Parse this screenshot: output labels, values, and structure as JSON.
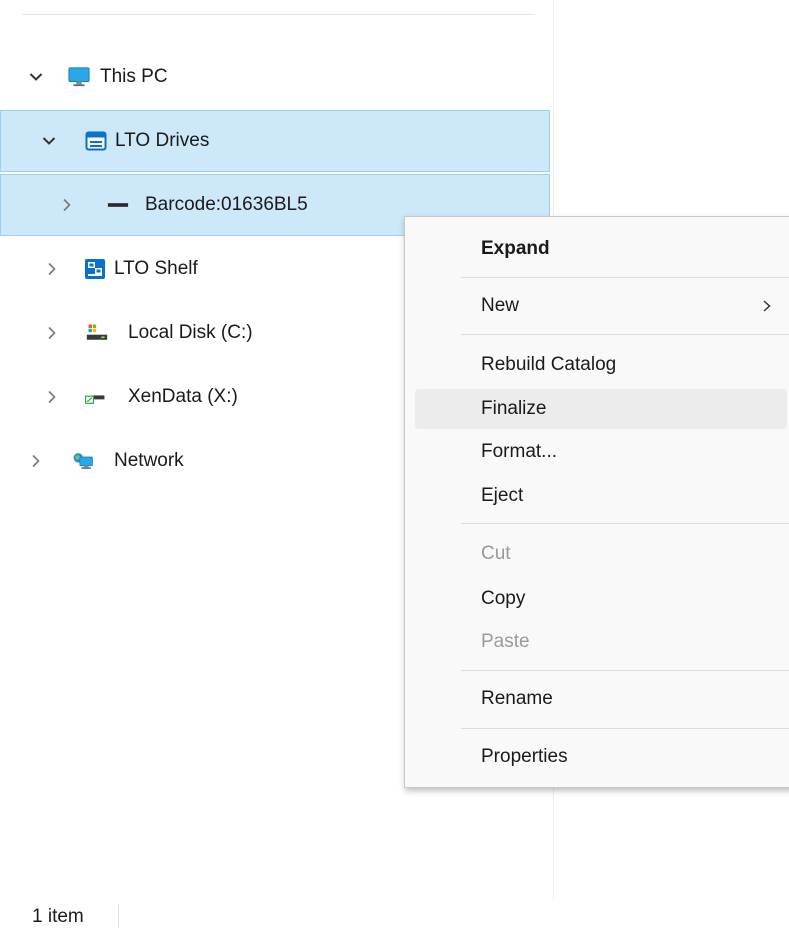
{
  "nav_tree": {
    "items": [
      {
        "label": "This PC",
        "icon": "monitor-icon",
        "chevron": "expanded"
      },
      {
        "label": "LTO Drives",
        "icon": "lto-drives-icon",
        "chevron": "expanded",
        "selected": true
      },
      {
        "label": "Barcode:01636BL5",
        "icon": "tape-cartridge-icon",
        "chevron": "collapsed",
        "selected": true
      },
      {
        "label": "LTO Shelf",
        "icon": "lto-shelf-icon",
        "chevron": "collapsed"
      },
      {
        "label": "Local Disk (C:)",
        "icon": "local-disk-icon",
        "chevron": "collapsed"
      },
      {
        "label": "XenData (X:)",
        "icon": "network-drive-icon",
        "chevron": "collapsed"
      },
      {
        "label": "Network",
        "icon": "network-icon",
        "chevron": "collapsed"
      }
    ]
  },
  "context_menu": {
    "items": [
      {
        "label": "Expand",
        "bold": true
      },
      {
        "label": "New",
        "has_submenu": true
      },
      {
        "label": "Rebuild Catalog"
      },
      {
        "label": "Finalize",
        "hovered": true
      },
      {
        "label": "Format..."
      },
      {
        "label": "Eject"
      },
      {
        "label": "Cut",
        "disabled": true
      },
      {
        "label": "Copy"
      },
      {
        "label": "Paste",
        "disabled": true
      },
      {
        "label": "Rename"
      },
      {
        "label": "Properties"
      }
    ]
  },
  "status_bar": {
    "item_count": "1 item"
  },
  "colors": {
    "selection_bg": "#cce8f9",
    "selection_border": "#99d1f5",
    "menu_bg": "#f9f9f9",
    "menu_hover": "#ececec",
    "disabled_text": "#9a9a9a",
    "icon_blue": "#0a6fcf"
  }
}
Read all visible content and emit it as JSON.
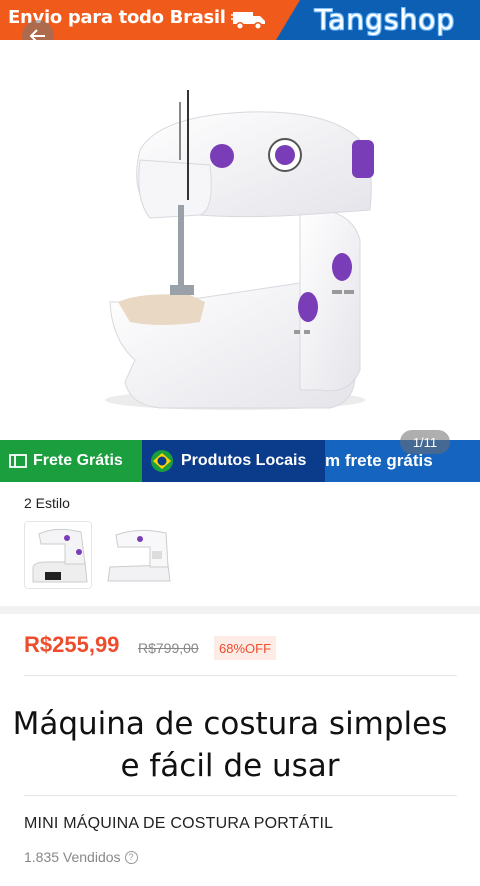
{
  "banner": {
    "left_text": "Envio para todo Brasil",
    "brand": "Tangshop",
    "truck_icon": "delivery-truck-icon",
    "colors": {
      "orange": "#f05a1a",
      "blue": "#0d5fb3"
    }
  },
  "back_icon": "arrow-left-icon",
  "product_image": {
    "subject": "sewing-machine",
    "counter": "1/11"
  },
  "features": {
    "frete": "Frete Grátis",
    "locais": "Produtos Locais",
    "trail": "m frete grátis",
    "colors": {
      "green": "#1b9e3e",
      "navy": "#0b3c8c",
      "blue": "#1565c0"
    }
  },
  "styles": {
    "label": "2 Estilo"
  },
  "pricing": {
    "price": "R$255,99",
    "original": "R$799,00",
    "discount": "68%OFF",
    "accent": "#ee4d2d"
  },
  "caption": {
    "line1": "Máquina de costura simples",
    "line2": "e fácil de usar"
  },
  "product": {
    "title": "MINI MÁQUINA DE COSTURA PORTÁTIL",
    "sold": "1.835 Vendidos"
  }
}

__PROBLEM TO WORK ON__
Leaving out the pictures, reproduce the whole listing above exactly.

__WRITTEN ANSWER__
Parse this screenshot: output labels, values, and structure as JSON.
{
  "nav_tree": {
    "items": [
      {
        "label": "This PC",
        "icon": "monitor-icon",
        "chevron": "expanded"
      },
      {
        "label": "LTO Drives",
        "icon": "lto-drives-icon",
        "chevron": "expanded",
        "selected": true
      },
      {
        "label": "Barcode:01636BL5",
        "icon": "tape-cartridge-icon",
        "chevron": "collapsed",
        "selected": true
      },
      {
        "label": "LTO Shelf",
        "icon": "lto-shelf-icon",
        "chevron": "collapsed"
      },
      {
        "label": "Local Disk (C:)",
        "icon": "local-disk-icon",
        "chevron": "collapsed"
      },
      {
        "label": "XenData (X:)",
        "icon": "network-drive-icon",
        "chevron": "collapsed"
      },
      {
        "label": "Network",
        "icon": "network-icon",
        "chevron": "collapsed"
      }
    ]
  },
  "context_menu": {
    "items": [
      {
        "label": "Expand",
        "bold": true
      },
      {
        "label": "New",
        "has_submenu": true
      },
      {
        "label": "Rebuild Catalog"
      },
      {
        "label": "Finalize",
        "hovered": true
      },
      {
        "label": "Format..."
      },
      {
        "label": "Eject"
      },
      {
        "label": "Cut",
        "disabled": true
      },
      {
        "label": "Copy"
      },
      {
        "label": "Paste",
        "disabled": true
      },
      {
        "label": "Rename"
      },
      {
        "label": "Properties"
      }
    ]
  },
  "status_bar": {
    "item_count": "1 item"
  },
  "colors": {
    "selection_bg": "#cce8f9",
    "selection_border": "#99d1f5",
    "menu_bg": "#f9f9f9",
    "menu_hover": "#ececec",
    "disabled_text": "#9a9a9a",
    "icon_blue": "#0a6fcf"
  }
}
Read all visible content and emit it as JSON.
{
  "banner": {
    "left_text": "Envio para todo Brasil",
    "brand": "Tangshop",
    "truck_icon": "delivery-truck-icon",
    "colors": {
      "orange": "#f05a1a",
      "blue": "#0d5fb3"
    }
  },
  "back_icon": "arrow-left-icon",
  "product_image": {
    "subject": "sewing-machine",
    "counter": "1/11"
  },
  "features": {
    "frete": "Frete Grátis",
    "locais": "Produtos Locais",
    "trail": "m frete grátis",
    "colors": {
      "green": "#1b9e3e",
      "navy": "#0b3c8c",
      "blue": "#1565c0"
    }
  },
  "styles": {
    "label": "2 Estilo"
  },
  "pricing": {
    "price": "R$255,99",
    "original": "R$799,00",
    "discount": "68%OFF",
    "accent": "#ee4d2d"
  },
  "caption": {
    "line1": "Máquina de costura simples",
    "line2": "e fácil de usar"
  },
  "product": {
    "title": "MINI MÁQUINA DE COSTURA PORTÁTIL",
    "sold": "1.835 Vendidos"
  }
}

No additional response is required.